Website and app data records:

========================================

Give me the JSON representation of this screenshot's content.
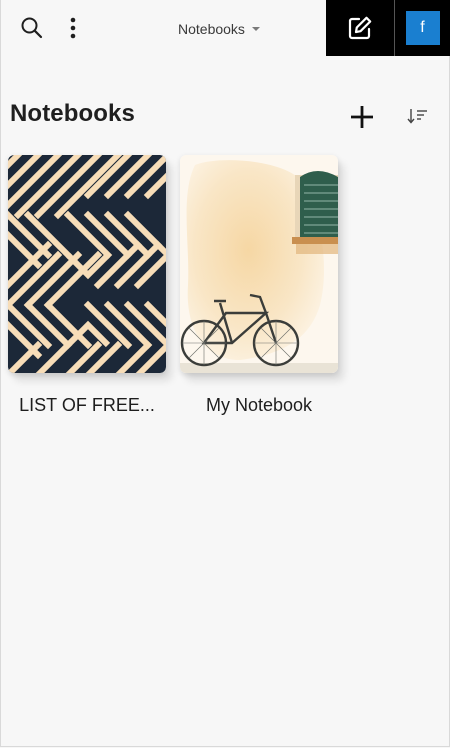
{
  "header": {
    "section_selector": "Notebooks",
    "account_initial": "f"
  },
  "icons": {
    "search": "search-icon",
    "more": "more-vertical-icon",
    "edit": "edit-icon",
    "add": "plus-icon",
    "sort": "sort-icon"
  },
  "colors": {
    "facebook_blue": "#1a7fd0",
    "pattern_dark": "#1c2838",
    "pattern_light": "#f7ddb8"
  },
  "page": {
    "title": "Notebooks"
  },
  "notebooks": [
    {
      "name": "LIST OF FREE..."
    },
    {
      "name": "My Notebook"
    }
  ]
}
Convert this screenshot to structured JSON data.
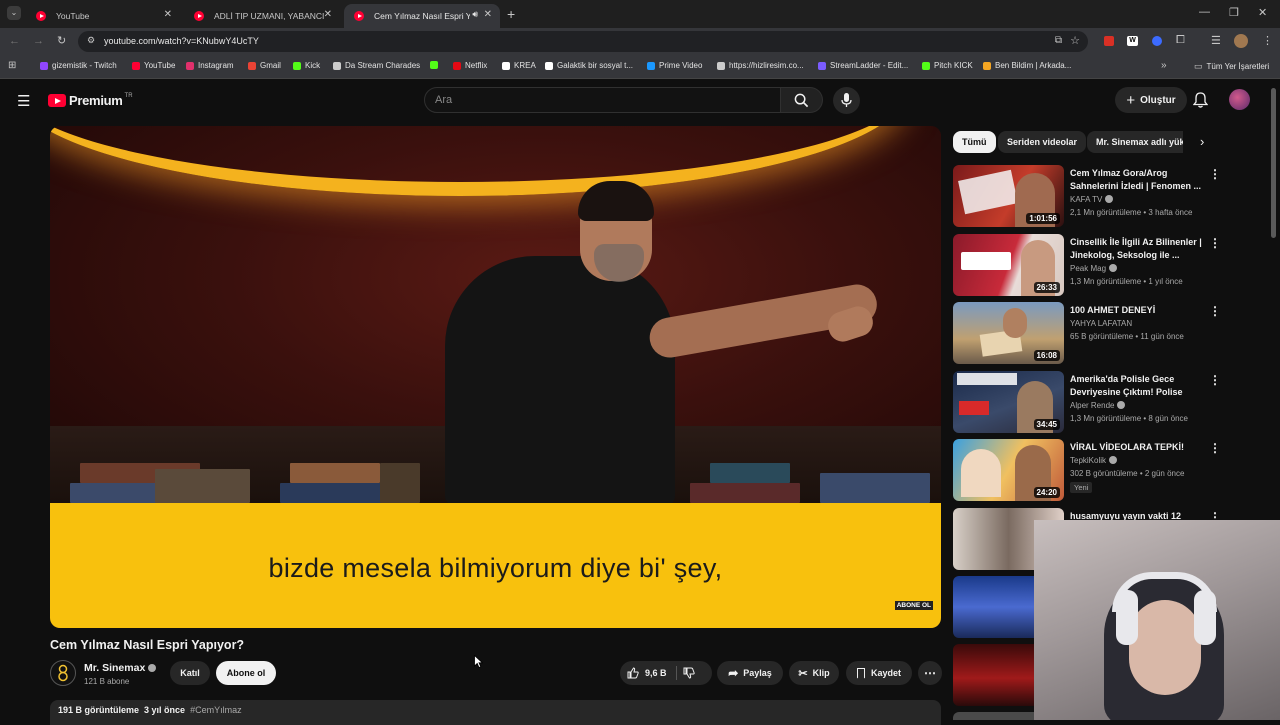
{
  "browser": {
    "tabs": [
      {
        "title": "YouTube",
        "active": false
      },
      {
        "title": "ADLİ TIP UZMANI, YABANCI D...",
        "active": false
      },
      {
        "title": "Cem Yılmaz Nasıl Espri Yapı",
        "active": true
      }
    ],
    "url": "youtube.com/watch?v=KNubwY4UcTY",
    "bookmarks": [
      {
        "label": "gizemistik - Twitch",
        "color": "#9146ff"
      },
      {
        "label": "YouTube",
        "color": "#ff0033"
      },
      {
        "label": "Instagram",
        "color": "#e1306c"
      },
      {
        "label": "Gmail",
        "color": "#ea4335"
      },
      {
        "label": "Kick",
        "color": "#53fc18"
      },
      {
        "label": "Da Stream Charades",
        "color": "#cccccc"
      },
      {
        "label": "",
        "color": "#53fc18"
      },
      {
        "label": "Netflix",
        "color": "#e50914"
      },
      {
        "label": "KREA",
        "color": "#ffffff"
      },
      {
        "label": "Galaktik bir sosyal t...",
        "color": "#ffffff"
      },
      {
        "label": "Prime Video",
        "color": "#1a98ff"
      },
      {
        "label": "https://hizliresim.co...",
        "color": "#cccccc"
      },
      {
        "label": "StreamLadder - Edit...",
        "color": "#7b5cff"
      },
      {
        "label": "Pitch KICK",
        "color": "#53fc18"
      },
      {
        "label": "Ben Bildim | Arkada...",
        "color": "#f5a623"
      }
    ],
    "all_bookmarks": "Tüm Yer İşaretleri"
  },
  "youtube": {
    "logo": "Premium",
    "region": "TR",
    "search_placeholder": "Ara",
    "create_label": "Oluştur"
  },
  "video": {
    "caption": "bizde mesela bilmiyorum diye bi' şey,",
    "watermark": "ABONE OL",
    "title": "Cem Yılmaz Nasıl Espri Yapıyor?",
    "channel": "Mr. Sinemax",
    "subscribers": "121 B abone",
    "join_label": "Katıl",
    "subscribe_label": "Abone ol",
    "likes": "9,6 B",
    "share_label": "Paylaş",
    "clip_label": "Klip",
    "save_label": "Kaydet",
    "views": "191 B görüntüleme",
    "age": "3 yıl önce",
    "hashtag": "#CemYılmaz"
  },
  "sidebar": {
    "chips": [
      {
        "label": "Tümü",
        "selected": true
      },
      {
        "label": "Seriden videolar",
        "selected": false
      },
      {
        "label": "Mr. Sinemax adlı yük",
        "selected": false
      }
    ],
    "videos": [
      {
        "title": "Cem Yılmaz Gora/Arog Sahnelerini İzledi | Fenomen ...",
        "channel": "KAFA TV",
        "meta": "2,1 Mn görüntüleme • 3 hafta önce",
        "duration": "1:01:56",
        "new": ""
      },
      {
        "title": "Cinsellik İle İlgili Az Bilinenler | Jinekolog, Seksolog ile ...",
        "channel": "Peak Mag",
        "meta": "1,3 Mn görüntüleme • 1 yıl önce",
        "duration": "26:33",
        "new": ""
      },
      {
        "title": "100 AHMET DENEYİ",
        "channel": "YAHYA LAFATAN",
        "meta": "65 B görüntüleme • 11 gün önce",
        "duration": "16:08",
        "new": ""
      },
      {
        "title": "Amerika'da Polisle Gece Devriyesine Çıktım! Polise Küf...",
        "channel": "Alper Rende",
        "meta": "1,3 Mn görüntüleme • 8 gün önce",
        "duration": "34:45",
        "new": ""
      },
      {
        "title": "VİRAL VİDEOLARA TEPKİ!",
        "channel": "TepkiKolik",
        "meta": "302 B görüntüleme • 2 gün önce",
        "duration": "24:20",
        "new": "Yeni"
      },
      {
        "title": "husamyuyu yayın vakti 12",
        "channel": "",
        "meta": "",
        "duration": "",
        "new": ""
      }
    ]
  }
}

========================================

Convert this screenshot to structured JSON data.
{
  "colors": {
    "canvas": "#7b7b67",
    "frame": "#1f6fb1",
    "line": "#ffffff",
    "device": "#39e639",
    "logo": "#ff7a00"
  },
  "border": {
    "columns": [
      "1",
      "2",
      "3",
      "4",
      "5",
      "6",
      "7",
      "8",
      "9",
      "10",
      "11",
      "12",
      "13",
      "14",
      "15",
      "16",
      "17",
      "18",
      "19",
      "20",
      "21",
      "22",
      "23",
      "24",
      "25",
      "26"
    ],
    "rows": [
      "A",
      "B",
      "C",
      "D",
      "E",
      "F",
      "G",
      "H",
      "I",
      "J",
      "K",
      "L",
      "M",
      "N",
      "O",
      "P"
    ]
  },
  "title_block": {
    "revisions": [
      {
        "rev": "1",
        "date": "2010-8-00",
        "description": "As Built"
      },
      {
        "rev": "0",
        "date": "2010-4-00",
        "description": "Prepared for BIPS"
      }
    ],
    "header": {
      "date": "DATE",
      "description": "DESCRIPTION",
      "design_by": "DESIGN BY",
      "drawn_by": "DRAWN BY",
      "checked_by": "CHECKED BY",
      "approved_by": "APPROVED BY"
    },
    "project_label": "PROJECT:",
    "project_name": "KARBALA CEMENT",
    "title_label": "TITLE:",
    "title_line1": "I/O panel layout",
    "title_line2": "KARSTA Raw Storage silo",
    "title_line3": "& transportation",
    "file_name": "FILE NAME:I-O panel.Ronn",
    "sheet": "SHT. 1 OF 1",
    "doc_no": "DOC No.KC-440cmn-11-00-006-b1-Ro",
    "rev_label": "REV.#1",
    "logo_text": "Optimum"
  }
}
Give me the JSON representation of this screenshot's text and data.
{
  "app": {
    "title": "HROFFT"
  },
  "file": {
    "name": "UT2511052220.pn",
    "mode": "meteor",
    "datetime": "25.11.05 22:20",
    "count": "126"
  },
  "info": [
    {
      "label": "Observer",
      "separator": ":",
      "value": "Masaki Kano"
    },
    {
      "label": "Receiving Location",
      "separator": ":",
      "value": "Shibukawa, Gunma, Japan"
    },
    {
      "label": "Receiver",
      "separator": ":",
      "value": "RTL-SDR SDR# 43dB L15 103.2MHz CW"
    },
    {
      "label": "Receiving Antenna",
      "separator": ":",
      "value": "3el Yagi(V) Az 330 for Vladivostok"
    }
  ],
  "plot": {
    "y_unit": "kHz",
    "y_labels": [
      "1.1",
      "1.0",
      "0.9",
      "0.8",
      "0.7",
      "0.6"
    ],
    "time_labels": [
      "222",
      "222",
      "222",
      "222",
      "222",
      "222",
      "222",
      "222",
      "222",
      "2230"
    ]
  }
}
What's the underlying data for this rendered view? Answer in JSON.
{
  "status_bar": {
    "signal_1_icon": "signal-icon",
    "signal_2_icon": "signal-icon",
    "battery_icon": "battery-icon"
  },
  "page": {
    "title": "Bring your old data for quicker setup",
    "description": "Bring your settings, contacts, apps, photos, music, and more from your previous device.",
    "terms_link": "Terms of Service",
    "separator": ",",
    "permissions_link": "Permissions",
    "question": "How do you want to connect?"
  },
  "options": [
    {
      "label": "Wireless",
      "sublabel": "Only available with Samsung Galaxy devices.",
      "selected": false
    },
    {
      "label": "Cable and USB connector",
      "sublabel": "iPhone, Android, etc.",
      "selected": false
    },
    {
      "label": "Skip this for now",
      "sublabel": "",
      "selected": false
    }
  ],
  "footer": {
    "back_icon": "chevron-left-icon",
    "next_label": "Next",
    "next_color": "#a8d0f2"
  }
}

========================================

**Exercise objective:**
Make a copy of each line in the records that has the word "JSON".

**Result:**
Give me the JSON representation of this screenshot's content.
Convert this screenshot to structured JSON data.
Convert this screenshot to structured JSON data.
Give me the JSON representation of this screenshot's text and data.
What's the underlying data for this rendered view? Answer in JSON.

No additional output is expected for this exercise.